  • 56th Street in Brant Beach, Long Beach Twp (Station 570) to New York Ave/84th Street in Long Beach Twp (Station 634) - early July to mid August
  • 34th Street in Long Beach Twp.(Station 736) to 11th Street in Beach Haven (Station 792) - late July through mid September
  • New York Ave/84th Street in Long Beach Twp (Station 634) to Nebraska Avenue to Long Beach Twp (Station 680) - mid August to early October
  • 11th Street in Beach Haven (Station 792) to Ocean Street in Beach Haven (Station 841) - mid September to mid November
  • Ocean Street in Beach Haven (Station 841) to Joshua Avenue in Long Beach Twp. (near station 916) - mid November to mid January
  • Joshua Avenue in Long Beach Twp. to southern boundary of project - mid January to mid March
  • Northern sections of the project (including Loveladies in Long Beach Township; North Beach in Long Beach Township; and a small section of Surf City) are expected to undergo construction in the winter timeframe.
Additional details
  • Great Lakes anticipates progressing 100-300 feet a day depending on the condition of the beach in the area. 
  • All work under the base contract is required to be complete by April 12th, 2016. There are currently options on the contract for additional work that could add additional time to the contract completion date if awarded. Further, weather and or mechanical delays may cause a change in the construction schedule and completion date.
What to expect during construction: 
  • Crews will close no more than 1000 feet of beach as work progresses along the island (closed sections are “rolling” and advance as the beachfill progresses along the island). Residents and visitors should not have to walk more than several blocks to access an open section of beach.  
  • The operation is 24/7 because of the cost associated with mobilizing a dredge to the location.  

Long Beach Island Coastal Storm Damage Reduction

Project Background

Long Beach Island is an 18-mile barrier island in southern Ocean County, New Jersey. The area regularly suffers damages from coastal storms, hurricanes and nor'easters. The Barnegat Inlet to Little Egg Inlet Coastal Storm Risk Management project, also known as the Long Beach Island beachfill or beach nourishment program, is designed to reduce erosion and property damages associated with these events. It is a joint effort of the Army Corps and the New Jersey Department of Environmental Protection. 

A Feasibility Report Completed in September of 1999 recommended beachfill with periodic nourishment to reduce potential hurricane and storm damages for the island. The project involves the construction of a dune with a top elevation 22 feet above sea level with a 300-400 foot wide berm, depending on the location of the beach on the island, at an elevation of 8 feet above sea level.

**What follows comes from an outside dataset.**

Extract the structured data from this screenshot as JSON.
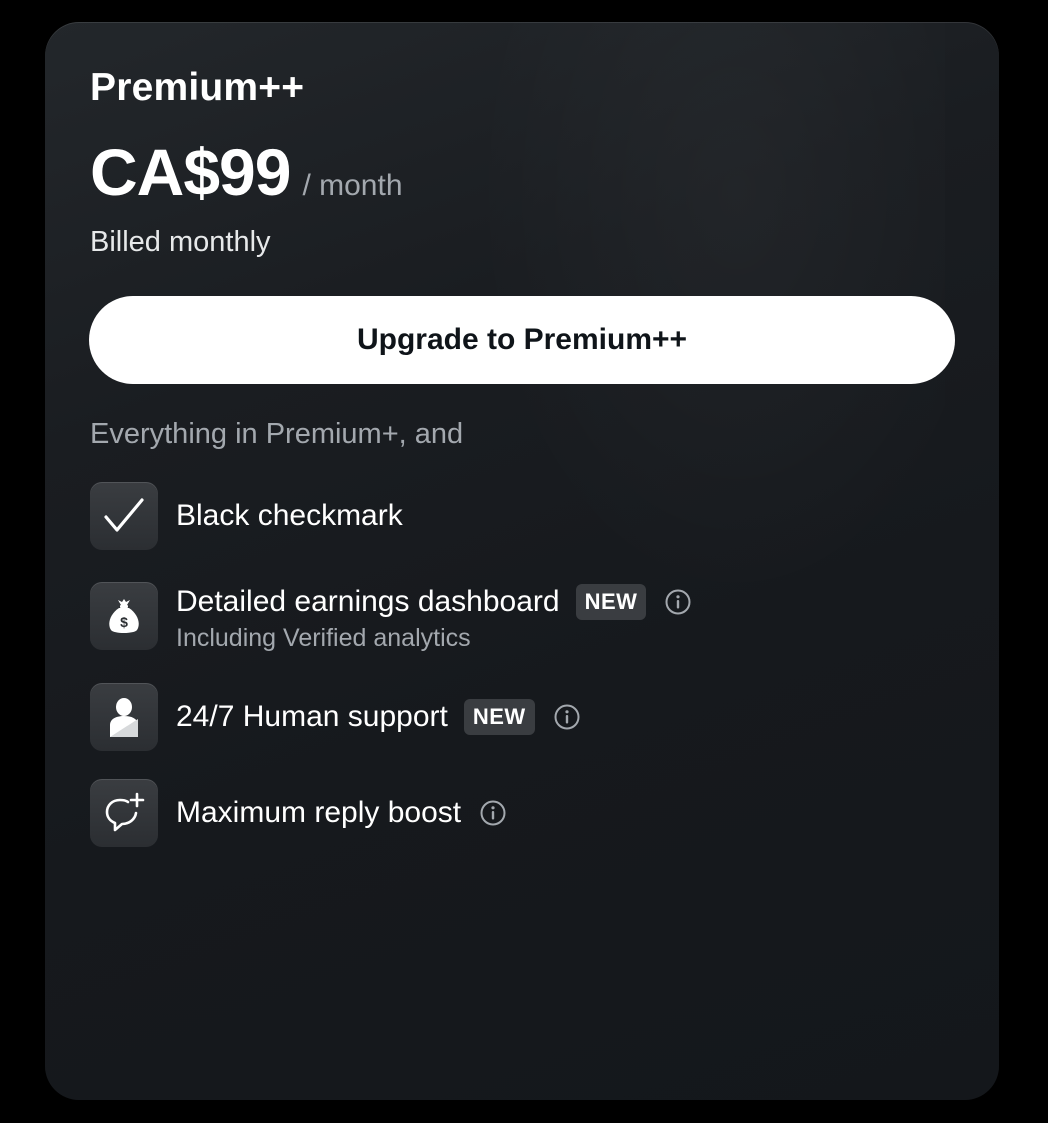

The Long Beach Island Coastal Storm Damage Reduction project was only partially completed when Hurricane Sandy hit the New Jersey shore. The Army Corps completed the initial construction of the project at Surf City in 2006; Harvey Cedars in 2010; and Brant Beach between 31st and 57th Streets in Long Beach Township in 2012. The Army Corps repaired beaches in Surf City and Harvey Cedars in 2012 after Hurricane Irene, and fully restored the beaches within all three communities after Hurricane Sandy in 2013. The restoration and repair work was funded 100 percent through the Army Corps’ Flood Control and Coastal Emergencies program.  On December 5, 2014 the U.S. Army Corps of Engineers awarded a contract to the Great Lakes Dredge and Dock Company, for $128 million to complete initial construction of the Long Beach Island project. This project is a joint effort of the Army Corps and the New Jersey Department of Environmental Protection.

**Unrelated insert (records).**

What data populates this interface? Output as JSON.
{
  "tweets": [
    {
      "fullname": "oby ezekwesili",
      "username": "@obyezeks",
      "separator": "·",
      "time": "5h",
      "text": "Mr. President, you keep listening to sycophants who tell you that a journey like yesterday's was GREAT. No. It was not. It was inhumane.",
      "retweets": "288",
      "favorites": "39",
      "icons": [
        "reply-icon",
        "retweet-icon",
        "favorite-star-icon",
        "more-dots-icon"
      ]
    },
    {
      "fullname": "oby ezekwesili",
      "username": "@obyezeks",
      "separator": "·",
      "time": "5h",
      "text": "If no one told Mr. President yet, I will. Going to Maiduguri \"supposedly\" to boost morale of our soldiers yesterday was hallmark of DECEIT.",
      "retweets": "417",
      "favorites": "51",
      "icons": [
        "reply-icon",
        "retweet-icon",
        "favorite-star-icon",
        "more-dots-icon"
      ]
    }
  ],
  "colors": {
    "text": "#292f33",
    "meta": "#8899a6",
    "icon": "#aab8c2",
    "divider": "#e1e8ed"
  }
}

The current construction is funded entirely by the federal government through the 2013 Disaster Relief Appropriations Act (PL113-2), commonly known as the Hurricane Sandy Relief Bill. Following the completion of initial construction, the project is eligible for continued periodic nourishment.

Project Photos